Viewers: in countries Watching now:
Discover the power shortcuts the pros use to navigate PowerPoint 2010 with ease. Author Alicia Katz Pollock shows how to customize views, work with text, format slides, and publish your final presentation. The course also includes her top 10 tips for working with presentations, including autofitting text, creating custom bullets, and using shapes to mask images and video.
While the Ribbon makes it easy to access most of PowerPoint's commands, many Power users would rather activate commands without constantly reaching for the mouse. This is particularly helpful if you're repeating the same set of steps. Once you get the keyboard sequence in muscle memory, it's much faster than clicking. Here is how to navigate ribbons and dialog boxes using key tips. So let's say I'm on Slide 2 and I want to resize this text. I'll go ahead and highlight it. Now press Alt on your keyboard. On some keyboards you can also press the F10 key. Now little letters appear over each of the tabs and the Quick Access Toolbar has a 1, 2, 3 on the buttons.
Some of the letters are the first letters of the tab name. Context-sensitive tools like the Drawing Tools over here always start with the J. Next press the letter for the button you want. So I want to be on the Home ribbon, so I'll press H. I want to change my Font Size and notice the FS, so I'll type FS. Now I'm in the Font Size and I'll type 24 and press Enter. My font has now changed to 24. Now that might have seemed a little long, but watch what happens when I do it in rhythm.
I'm going to go down to Slide 9 and highlight this text down here, so again, Alt+H, FS 24. That was faster than reaching for my mouse, changing the Font Size and putting my hands back on the keyboard. So now you can also use the keyboard to navigate the ribbons. Let's go down to Slide 11. I'm going to actually insert an image without even touching my mouse. Again, press Alt on your keyboard to activate the ribbon. Now we already saw that you can press the letter of the tab that you want, but you can also use your left and right arrows to switch from ribbon to ribbon. I'm going to hit the right arrow once to go to Insert. Now I'll press the down arrow and it takes me by buttons and I'll use my right arrow to move over to picture, and then hit Enter to activate the command.
Navigate to the folder that has the picture that you want. Notice my cursor is flashing down in File name. If I hit Shift+Tab, I can go up to my Files and then I'll press my Down arrow one time to highlight the picture that I want and press Enter to insert it. Now let's change the size of this picture just by using the keyboard, although, I do have to press my mouse one time to go to the Size Group and click the Launcher button. I can now press my Tab keys to scroll through all the items in the dialog box, and if I need to go up, I'll hold down the Shift key and then press Tab to go backwards.

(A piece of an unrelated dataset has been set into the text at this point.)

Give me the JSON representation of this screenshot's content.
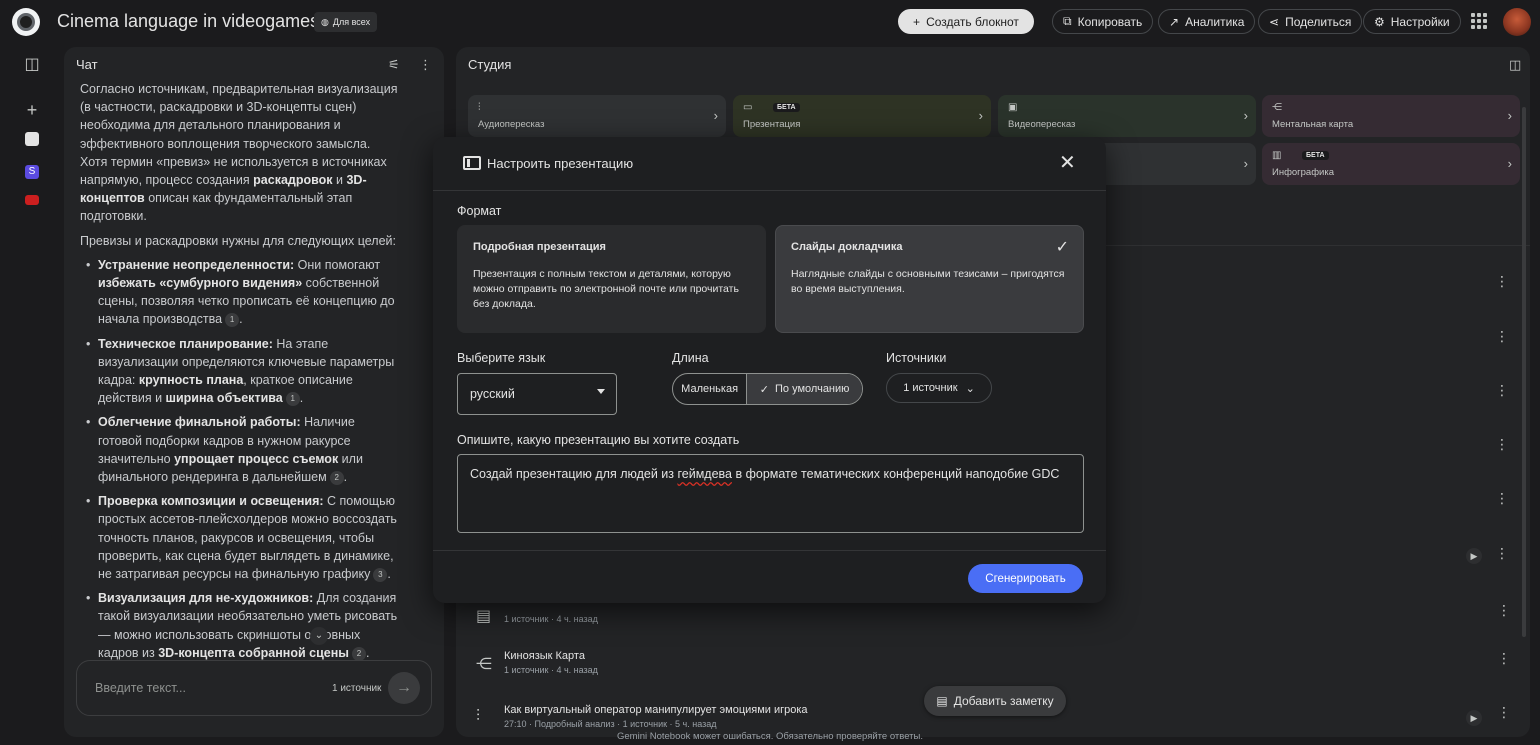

I can use Up and Down Arrows on my keyboard to adjust the numbers or to change the Size quickly, I can just type the dimension that I want and press Tab. Also notice that many of the commands have little lines under one of the letters. So for example, if I want to turn off the Relative to original picture size, I'll hold down the Alt key and tap R, and it unchecks itself. Notice the Close button in the bottom right corner of the dialog box is outlined in blue. That means that I can just hit Enter which is the same as clicking the button.
Now that I've my picture, I can use my arrows on my keyboard to move it, although, this is one case where it will be faster just to pick it up and drag it. By learning to navigate ribbons and dialog boxes with your keyboard, you can get a lot of your frequent tasks done faster than you can by reaching for your mouse every time.
There are currently no FAQs about PowerPoint 2010 Power Shortcuts.
Access exercise files from a button right under the course name.
Search within course videos and transcripts, and jump right to the results.
Remove icons showing you already watched videos if you want to start over.
Make the video wide, narrow, full-screen, or pop the player out of the page into its own window.
Click on text in the transcript to jump to that spot in the video. As the video plays, the relevant spot in the transcript will be highlighted.